When Bentsen was picked, Terrance contends, Dukakis was looking west as much as south. Houston, the nation's oil capital, is the trail head for the petroculture states. Its roads lead directly to Casper, Wyo., Denver, and Los Angeles, Terrance says.
He suggests that Bush let his ties to Texas erode while he was vice-president, and that Republicans did little to ease the pain of falling oil prices in the petroculture states.
By breaking the Republican grip on the oil states, and putting the conservative Bentsen on the ticket, Democrats not only go after the South, they attack the entire Republican base in the Sunbelt, from coast to coast, Terrance argues. It puts the GOP under great pressure.
Texas offers the most vivid example in this scenario. While Bentsen strokes the conservative business community and the courthouse crowd that dominates Texas politics, the more liberal Dukakis goes after blacks and Hispanics along the Rio Grande.
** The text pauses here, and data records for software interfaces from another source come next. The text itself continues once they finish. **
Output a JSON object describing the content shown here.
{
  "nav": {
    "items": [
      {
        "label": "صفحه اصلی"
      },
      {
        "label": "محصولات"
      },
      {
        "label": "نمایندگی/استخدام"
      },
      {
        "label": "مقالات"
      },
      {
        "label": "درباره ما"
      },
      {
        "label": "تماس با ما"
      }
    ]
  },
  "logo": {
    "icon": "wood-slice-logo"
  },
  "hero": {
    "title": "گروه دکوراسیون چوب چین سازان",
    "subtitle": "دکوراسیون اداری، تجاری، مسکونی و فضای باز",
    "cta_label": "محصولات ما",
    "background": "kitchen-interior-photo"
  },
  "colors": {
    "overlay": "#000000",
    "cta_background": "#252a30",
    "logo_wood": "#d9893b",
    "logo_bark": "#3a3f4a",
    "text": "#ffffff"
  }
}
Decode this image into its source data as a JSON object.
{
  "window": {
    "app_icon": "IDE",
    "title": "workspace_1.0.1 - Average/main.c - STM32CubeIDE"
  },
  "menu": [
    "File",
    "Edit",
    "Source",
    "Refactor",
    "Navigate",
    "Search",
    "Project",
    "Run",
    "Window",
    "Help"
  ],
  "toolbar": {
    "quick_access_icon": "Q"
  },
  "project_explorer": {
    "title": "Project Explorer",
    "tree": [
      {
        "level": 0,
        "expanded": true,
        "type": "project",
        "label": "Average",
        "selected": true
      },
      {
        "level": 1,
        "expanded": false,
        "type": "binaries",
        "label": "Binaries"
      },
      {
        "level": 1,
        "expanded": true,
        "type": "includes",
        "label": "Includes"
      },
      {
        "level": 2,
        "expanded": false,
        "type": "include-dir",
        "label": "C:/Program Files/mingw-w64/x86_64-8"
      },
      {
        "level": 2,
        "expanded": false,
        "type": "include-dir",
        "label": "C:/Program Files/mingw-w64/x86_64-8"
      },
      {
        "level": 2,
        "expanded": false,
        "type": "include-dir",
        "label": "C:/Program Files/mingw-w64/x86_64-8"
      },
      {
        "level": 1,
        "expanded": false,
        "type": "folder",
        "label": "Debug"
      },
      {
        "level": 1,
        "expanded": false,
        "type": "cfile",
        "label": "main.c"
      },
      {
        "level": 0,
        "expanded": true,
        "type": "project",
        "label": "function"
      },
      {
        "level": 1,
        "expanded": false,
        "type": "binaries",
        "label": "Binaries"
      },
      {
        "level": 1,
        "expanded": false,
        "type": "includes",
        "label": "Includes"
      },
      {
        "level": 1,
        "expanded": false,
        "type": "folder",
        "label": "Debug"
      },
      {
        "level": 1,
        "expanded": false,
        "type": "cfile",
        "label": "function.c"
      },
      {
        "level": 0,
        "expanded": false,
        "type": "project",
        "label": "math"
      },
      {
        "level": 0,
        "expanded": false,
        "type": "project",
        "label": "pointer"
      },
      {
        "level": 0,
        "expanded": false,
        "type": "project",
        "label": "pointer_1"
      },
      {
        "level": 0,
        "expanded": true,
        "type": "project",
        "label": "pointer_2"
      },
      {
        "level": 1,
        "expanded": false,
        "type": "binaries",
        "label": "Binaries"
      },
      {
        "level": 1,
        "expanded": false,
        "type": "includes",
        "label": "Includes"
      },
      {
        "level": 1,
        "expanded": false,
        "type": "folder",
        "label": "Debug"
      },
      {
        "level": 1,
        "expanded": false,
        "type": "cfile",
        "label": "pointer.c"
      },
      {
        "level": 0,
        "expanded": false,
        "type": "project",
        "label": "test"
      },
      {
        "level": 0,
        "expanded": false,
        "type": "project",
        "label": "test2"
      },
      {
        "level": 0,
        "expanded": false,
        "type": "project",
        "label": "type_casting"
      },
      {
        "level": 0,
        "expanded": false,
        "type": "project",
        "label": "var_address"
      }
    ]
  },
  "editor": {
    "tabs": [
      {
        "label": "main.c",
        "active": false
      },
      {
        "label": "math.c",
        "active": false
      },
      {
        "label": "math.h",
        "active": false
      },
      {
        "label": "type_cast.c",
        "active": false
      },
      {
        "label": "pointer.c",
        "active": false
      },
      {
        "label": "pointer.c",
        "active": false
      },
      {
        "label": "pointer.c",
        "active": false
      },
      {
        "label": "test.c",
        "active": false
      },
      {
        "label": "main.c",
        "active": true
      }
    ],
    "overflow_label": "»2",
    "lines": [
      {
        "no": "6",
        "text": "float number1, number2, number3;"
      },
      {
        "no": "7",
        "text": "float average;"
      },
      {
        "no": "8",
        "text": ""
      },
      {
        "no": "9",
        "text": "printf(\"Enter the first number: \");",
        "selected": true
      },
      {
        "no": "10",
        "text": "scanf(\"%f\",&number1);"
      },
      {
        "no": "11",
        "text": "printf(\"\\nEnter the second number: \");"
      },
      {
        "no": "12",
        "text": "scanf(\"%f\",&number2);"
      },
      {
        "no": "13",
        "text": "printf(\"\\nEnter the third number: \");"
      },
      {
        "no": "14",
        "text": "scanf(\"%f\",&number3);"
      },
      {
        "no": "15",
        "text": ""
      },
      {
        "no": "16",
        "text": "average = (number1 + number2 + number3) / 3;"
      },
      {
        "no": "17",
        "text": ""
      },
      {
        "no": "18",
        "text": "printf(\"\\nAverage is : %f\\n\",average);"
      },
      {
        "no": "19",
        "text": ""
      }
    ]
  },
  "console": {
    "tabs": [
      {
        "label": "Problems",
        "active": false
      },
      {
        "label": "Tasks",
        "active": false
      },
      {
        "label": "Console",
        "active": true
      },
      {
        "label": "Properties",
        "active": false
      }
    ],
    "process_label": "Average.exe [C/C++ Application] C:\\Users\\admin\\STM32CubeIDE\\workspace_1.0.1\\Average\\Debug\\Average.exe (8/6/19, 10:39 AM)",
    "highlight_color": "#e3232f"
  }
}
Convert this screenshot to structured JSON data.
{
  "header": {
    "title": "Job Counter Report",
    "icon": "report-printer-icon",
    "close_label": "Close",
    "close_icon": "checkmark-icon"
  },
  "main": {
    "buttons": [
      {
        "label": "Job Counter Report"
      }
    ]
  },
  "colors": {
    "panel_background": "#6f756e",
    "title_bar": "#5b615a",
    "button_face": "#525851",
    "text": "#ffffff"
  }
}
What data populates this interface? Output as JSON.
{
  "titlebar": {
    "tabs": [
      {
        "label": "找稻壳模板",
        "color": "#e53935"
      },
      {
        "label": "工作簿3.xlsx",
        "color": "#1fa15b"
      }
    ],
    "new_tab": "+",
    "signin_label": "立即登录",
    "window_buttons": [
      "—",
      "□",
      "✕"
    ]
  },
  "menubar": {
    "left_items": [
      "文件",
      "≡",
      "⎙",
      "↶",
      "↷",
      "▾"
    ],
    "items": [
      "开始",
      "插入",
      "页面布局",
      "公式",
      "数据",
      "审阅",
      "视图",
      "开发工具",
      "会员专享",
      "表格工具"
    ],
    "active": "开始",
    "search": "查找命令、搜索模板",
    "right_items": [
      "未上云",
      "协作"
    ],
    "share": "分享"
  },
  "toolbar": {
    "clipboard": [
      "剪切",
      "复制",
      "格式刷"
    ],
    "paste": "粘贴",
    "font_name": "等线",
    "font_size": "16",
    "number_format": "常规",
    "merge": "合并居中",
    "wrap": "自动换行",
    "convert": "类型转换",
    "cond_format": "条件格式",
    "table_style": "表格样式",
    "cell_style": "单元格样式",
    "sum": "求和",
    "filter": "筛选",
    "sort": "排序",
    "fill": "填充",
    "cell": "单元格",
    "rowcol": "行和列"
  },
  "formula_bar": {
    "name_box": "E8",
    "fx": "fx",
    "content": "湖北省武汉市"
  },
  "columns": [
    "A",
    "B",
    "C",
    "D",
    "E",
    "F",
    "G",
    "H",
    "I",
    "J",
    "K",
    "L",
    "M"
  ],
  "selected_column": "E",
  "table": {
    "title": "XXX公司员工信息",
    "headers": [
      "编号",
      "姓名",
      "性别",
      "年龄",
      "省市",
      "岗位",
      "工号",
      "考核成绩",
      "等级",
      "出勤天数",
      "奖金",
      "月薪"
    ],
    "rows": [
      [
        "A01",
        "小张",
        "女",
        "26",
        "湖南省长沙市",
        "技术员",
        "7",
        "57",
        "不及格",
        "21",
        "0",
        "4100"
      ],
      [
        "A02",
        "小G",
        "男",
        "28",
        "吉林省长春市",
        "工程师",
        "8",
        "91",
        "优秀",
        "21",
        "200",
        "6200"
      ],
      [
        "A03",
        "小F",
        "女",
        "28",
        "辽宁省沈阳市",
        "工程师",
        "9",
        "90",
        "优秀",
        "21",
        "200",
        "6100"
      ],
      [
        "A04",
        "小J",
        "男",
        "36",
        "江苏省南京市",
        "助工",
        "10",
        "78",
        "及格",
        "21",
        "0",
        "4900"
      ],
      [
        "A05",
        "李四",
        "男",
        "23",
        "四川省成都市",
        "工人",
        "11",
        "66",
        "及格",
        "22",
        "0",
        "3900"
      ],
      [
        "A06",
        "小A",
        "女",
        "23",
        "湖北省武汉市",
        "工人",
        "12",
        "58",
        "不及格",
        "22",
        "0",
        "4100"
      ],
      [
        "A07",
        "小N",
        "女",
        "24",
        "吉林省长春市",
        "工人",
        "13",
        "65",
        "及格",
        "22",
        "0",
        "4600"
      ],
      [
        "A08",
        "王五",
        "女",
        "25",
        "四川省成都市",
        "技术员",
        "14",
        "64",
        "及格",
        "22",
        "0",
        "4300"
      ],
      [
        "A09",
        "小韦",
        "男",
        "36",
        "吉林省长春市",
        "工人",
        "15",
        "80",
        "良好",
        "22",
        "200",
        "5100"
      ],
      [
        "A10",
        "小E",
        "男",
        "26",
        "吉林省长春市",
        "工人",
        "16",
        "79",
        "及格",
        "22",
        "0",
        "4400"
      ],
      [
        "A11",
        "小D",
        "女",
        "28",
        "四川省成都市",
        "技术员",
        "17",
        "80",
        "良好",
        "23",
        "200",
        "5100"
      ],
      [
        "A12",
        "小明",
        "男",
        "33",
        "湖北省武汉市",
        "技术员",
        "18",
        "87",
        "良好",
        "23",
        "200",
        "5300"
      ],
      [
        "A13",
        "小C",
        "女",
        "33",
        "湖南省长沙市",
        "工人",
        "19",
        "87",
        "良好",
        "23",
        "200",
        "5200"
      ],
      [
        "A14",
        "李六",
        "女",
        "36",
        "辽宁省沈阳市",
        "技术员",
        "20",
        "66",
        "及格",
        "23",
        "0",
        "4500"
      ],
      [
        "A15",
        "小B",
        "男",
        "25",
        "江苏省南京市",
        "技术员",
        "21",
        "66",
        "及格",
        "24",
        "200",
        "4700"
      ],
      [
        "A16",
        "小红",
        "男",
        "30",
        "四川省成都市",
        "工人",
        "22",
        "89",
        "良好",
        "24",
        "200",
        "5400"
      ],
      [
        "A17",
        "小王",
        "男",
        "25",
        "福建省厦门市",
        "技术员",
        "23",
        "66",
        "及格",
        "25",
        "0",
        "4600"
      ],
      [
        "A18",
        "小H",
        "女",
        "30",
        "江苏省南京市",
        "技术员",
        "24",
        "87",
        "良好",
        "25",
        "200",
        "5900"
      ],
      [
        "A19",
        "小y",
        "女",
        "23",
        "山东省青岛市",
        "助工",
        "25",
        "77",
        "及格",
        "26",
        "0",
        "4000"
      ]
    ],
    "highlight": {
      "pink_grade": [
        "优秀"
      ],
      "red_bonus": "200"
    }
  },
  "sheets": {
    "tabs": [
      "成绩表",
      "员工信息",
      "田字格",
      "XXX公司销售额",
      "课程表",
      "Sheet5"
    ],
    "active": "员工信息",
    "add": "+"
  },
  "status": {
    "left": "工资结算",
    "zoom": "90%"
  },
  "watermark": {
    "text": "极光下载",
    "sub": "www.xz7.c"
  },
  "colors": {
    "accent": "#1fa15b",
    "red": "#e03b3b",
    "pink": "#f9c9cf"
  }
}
It's a one-two punch that has moved Texas from ``solid Republican'' to ``tossup.''
This Democratic offensive against the Republican base will reduce GOP pressures in the North, where Dukakis is strongest. It will divert Republican resources from the major industrial states, such as New York and Illinois, where Dukakis must do well.
In the final analysis, pollster Hart says, the winner will be the candidate who captures the confidence of the American voter. It's still unclear who that will be.
At a breakfast meeting with reporters, Hart called this election ``much trickier than people have suggested.''
On the surface, some analysts say the public is ``breaking to the left,'' which favors Dukakis. The public criticizes Bush as weak, unpresidential, and tied to Ronald Reagan's apron strings. But Hart says it's not that simple.
For example, a recent Hart poll found 37 percent of voters thought Bush was too wedded to the status quo. But the same poll found 39 percent worried that Dukakis would make too many changes.
The public remains ambivalent, Hart says. That's why this race could go down to the wire.
In the July 22 issue, the caption under a front page photograph incorrectly identified a Democratic convention delegate. The caption should have identified the man as Tom Esgate, a Dukakis delegate from Indiana.